What is required: Your answer should hold only the lines from the one with "Convert this screenshot" through the end of the records, repeated exactly and minus any pictures.

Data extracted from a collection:
:::::

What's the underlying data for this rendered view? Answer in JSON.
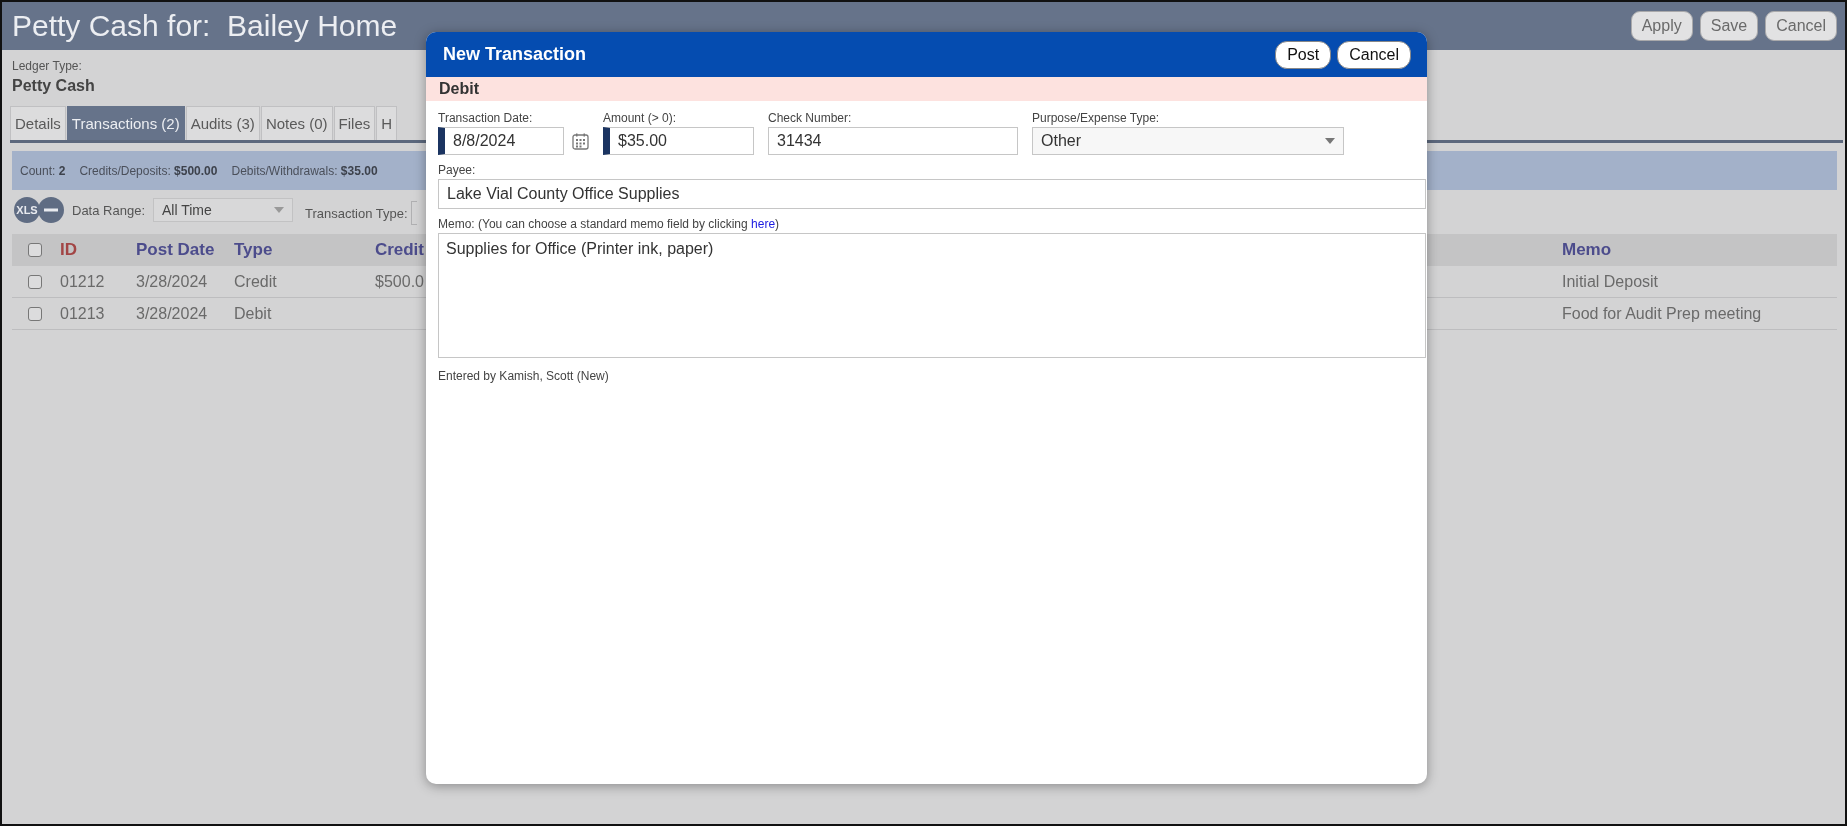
{
  "page": {
    "title": "Petty Cash for:  Bailey Home",
    "buttons": [
      "Apply",
      "Save",
      "Cancel"
    ]
  },
  "ledger": {
    "label": "Ledger Type:",
    "value": "Petty Cash"
  },
  "tabs": [
    {
      "label": "Details",
      "selected": false
    },
    {
      "label": "Transactions (2)",
      "selected": true
    },
    {
      "label": "Audits (3)",
      "selected": false
    },
    {
      "label": "Notes (0)",
      "selected": false
    },
    {
      "label": "Files",
      "selected": false
    },
    {
      "label": "H",
      "selected": false
    }
  ],
  "summary": [
    "Count: **2**",
    "Credits/Deposits: **$500.00**",
    "Debits/Withdrawals: **$35.00**"
  ],
  "filters": {
    "export_button": "XLS",
    "data_range": {
      "label": "Data Range:",
      "value": "All Time"
    },
    "transaction_type": {
      "label": "Transaction Type:"
    }
  },
  "table": {
    "select_all_checked": false,
    "columns": [
      {
        "label": "ID",
        "sorted": true
      },
      {
        "label": "Post Date",
        "sorted": false
      },
      {
        "label": "Type",
        "sorted": false
      },
      {
        "label": "Credit",
        "sorted": false
      },
      {
        "label": "Memo",
        "sorted": false
      }
    ],
    "rows": [
      {
        "checked": false,
        "id": "01212",
        "post_date": "3/28/2024",
        "type": "Credit",
        "credit": "$500.0",
        "memo": "Initial Deposit"
      },
      {
        "checked": false,
        "id": "01213",
        "post_date": "3/28/2024",
        "type": "Debit",
        "memo": "Food for Audit Prep meeting"
      }
    ]
  },
  "modal": {
    "title": "New Transaction",
    "buttons": [
      "Post",
      "Cancel"
    ],
    "entry_type": "Debit",
    "fields": [
      {
        "kind": "date",
        "label": "Transaction Date:",
        "value": "8/8/2024",
        "required": true
      },
      {
        "kind": "text",
        "label": "Amount (> 0):",
        "value": "$35.00",
        "required": true
      },
      {
        "kind": "text",
        "label": "Check Number:",
        "value": "31434",
        "required": false
      },
      {
        "kind": "select",
        "label": "Purpose/Expense Type:",
        "value": "Other",
        "required": false
      }
    ],
    "payee": {
      "label": "Payee:",
      "value": "Lake Vial County Office Supplies"
    },
    "memo": {
      "label": "Memo: (You can choose a standard memo field by clicking ",
      "link": "here",
      "label_end": ")",
      "value": "Supplies for Office (Printer ink, paper)"
    },
    "footer": "Entered by Kamish, Scott (New)"
  }
}
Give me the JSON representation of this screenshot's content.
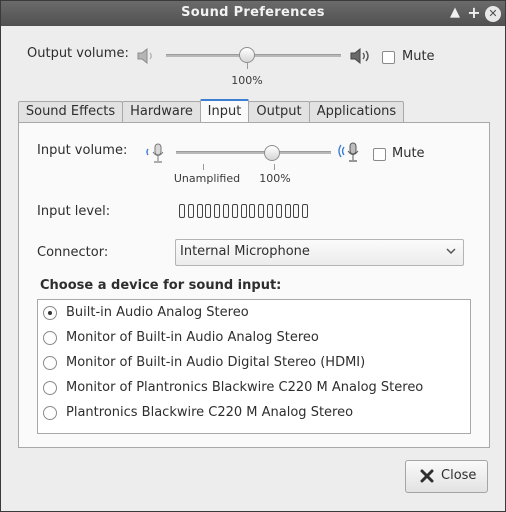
{
  "window": {
    "title": "Sound Preferences"
  },
  "output": {
    "label": "Output volume:",
    "value_label": "100%",
    "level_fraction": 0.46,
    "mute_label": "Mute",
    "muted": false
  },
  "tabs": [
    {
      "label": "Sound Effects",
      "active": false
    },
    {
      "label": "Hardware",
      "active": false
    },
    {
      "label": "Input",
      "active": true
    },
    {
      "label": "Output",
      "active": false
    },
    {
      "label": "Applications",
      "active": false
    }
  ],
  "input": {
    "volume_label": "Input volume:",
    "level_fraction": 0.62,
    "mark_unamplified": "Unamplified",
    "mark_100": "100%",
    "mute_label": "Mute",
    "muted": false,
    "level_label": "Input level:",
    "level_bars": 15,
    "connector_label": "Connector:",
    "connector_value": "Internal Microphone",
    "devices_heading": "Choose a device for sound input:",
    "devices": [
      {
        "label": "Built-in Audio Analog Stereo",
        "selected": true
      },
      {
        "label": "Monitor of Built-in Audio Analog Stereo",
        "selected": false
      },
      {
        "label": "Monitor of Built-in Audio Digital Stereo (HDMI)",
        "selected": false
      },
      {
        "label": "Monitor of Plantronics Blackwire C220 M Analog Stereo",
        "selected": false
      },
      {
        "label": "Plantronics Blackwire C220 M Analog Stereo",
        "selected": false
      }
    ]
  },
  "footer": {
    "close_label": "Close"
  },
  "icons": {
    "speaker_low": "speaker-low-icon",
    "speaker_high": "speaker-high-icon",
    "mic_low": "microphone-low-icon",
    "mic_high": "microphone-high-icon",
    "close": "close-x-icon"
  },
  "colors": {
    "accent": "#3d7fd1",
    "titlebar": "#5a5a5a"
  }
}
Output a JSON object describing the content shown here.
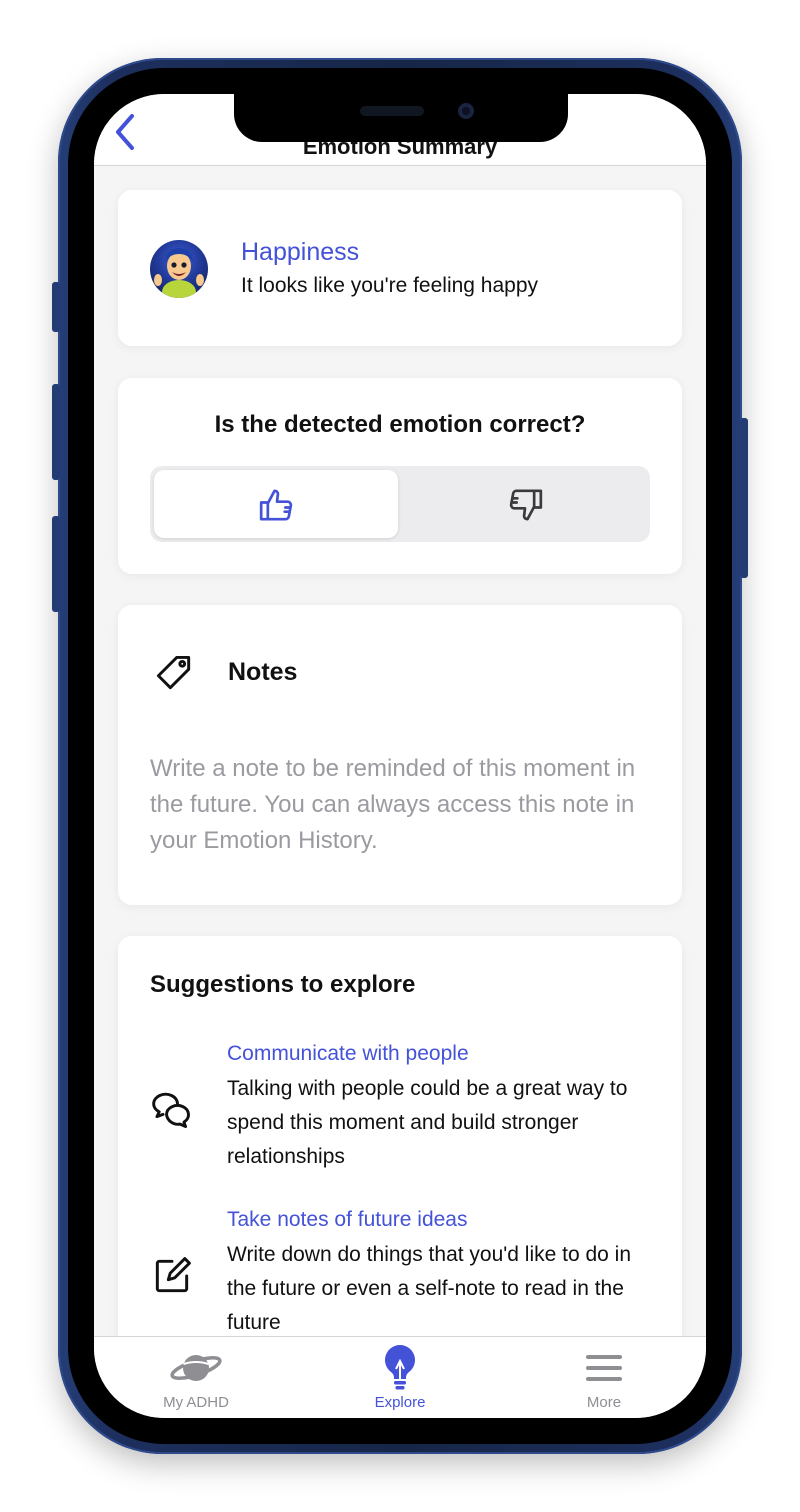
{
  "nav": {
    "title": "Emotion Summary"
  },
  "emotion": {
    "name": "Happiness",
    "description": "It looks like you're feeling happy"
  },
  "feedback": {
    "question": "Is the detected emotion correct?",
    "selected": "yes"
  },
  "notes": {
    "title": "Notes",
    "placeholder": "Write a note to be reminded of this moment in the future. You can always access this note in your Emotion History."
  },
  "suggestions": {
    "heading": "Suggestions to explore",
    "items": [
      {
        "icon": "chat-bubbles-icon",
        "title": "Communicate with people",
        "description": "Talking with people could be a great way to spend this moment and build stronger relationships"
      },
      {
        "icon": "edit-note-icon",
        "title": "Take notes of future ideas",
        "description": "Write down do things that you'd like to do in the future or even a self-note to read in the future"
      }
    ]
  },
  "tabbar": {
    "tabs": [
      {
        "label": "My ADHD",
        "icon": "planet-icon",
        "active": false
      },
      {
        "label": "Explore",
        "icon": "lightbulb-icon",
        "active": true
      },
      {
        "label": "More",
        "icon": "menu-icon",
        "active": false
      }
    ]
  },
  "colors": {
    "accent": "#4452d8",
    "frame": "#1d2f5e",
    "muted": "#8e8e93"
  }
}
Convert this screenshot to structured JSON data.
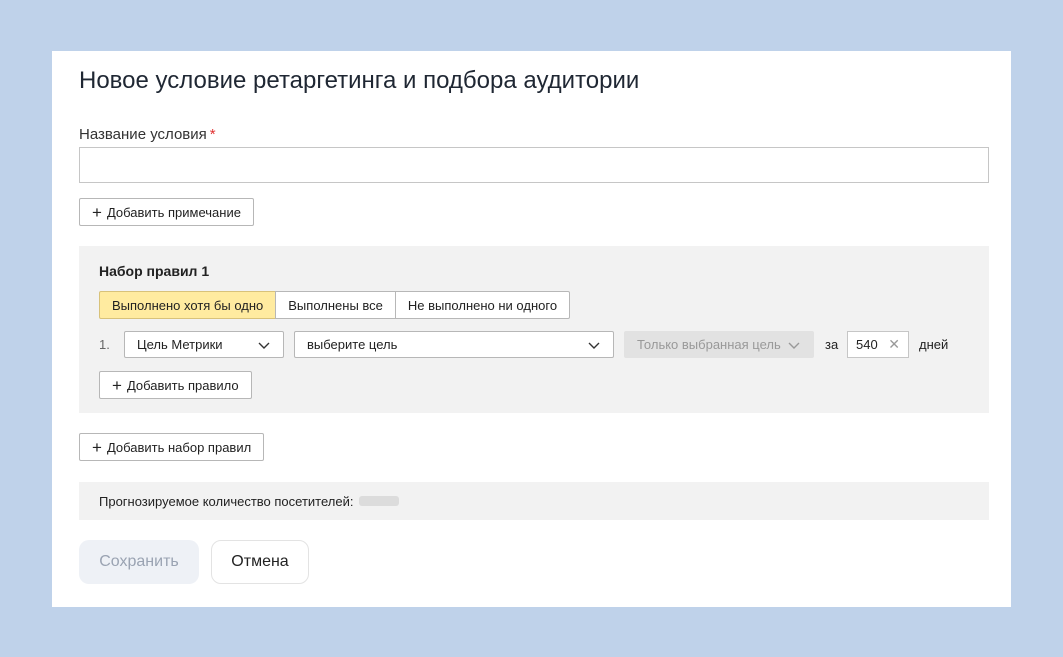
{
  "dialog": {
    "title": "Новое условие ретаргетинга и подбора аудитории",
    "name_label": "Название условия",
    "required_mark": "*",
    "name_value": "",
    "add_note_label": "Добавить примечание"
  },
  "ruleset": {
    "title": "Набор правил 1",
    "modes": [
      "Выполнено хотя бы одно",
      "Выполнены все",
      "Не выполнено ни одного"
    ],
    "active_mode": "Выполнено хотя бы одно",
    "rule": {
      "number": "1.",
      "type_select": "Цель Метрики",
      "goal_select": "выберите цель",
      "scope_select": "Только выбранная цель",
      "za": "за",
      "days_value": "540",
      "days_label": "дней"
    },
    "add_rule_label": "Добавить правило"
  },
  "add_ruleset_label": "Добавить набор правил",
  "forecast": {
    "label": "Прогнозируемое количество посетителей:"
  },
  "footer": {
    "save_label": "Сохранить",
    "cancel_label": "Отмена"
  },
  "icons": {
    "plus": "plus-icon",
    "chevron": "chevron-down-icon",
    "clear": "close-icon"
  },
  "colors": {
    "background": "#bfd2ea",
    "active_mode": "#ffeba0",
    "panel": "#f2f2f2",
    "required": "#e03030"
  }
}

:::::

Reply:
Convert this screenshot to structured JSON data.
{
  "dialog": {
    "title": "Новое условие ретаргетинга и подбора аудитории",
    "name_label": "Название условия",
    "required_mark": "*",
    "name_value": "",
    "add_note_label": "Добавить примечание"
  },
  "ruleset": {
    "title": "Набор правил 1",
    "modes": [
      "Выполнено хотя бы одно",
      "Выполнены все",
      "Не выполнено ни одного"
    ],
    "active_mode": "Выполнено хотя бы одно",
    "rule": {
      "number": "1.",
      "type_select": "Цель Метрики",
      "goal_select": "выберите цель",
      "scope_select": "Только выбранная цель",
      "za": "за",
      "days_value": "540",
      "days_label": "дней"
    },
    "add_rule_label": "Добавить правило"
  },
  "add_ruleset_label": "Добавить набор правил",
  "forecast": {
    "label": "Прогнозируемое количество посетителей:"
  },
  "footer": {
    "save_label": "Сохранить",
    "cancel_label": "Отмена"
  },
  "icons": {
    "plus": "plus-icon",
    "chevron": "chevron-down-icon",
    "clear": "close-icon"
  },
  "colors": {
    "background": "#bfd2ea",
    "active_mode": "#ffeba0",
    "panel": "#f2f2f2",
    "required": "#e03030"
  }
}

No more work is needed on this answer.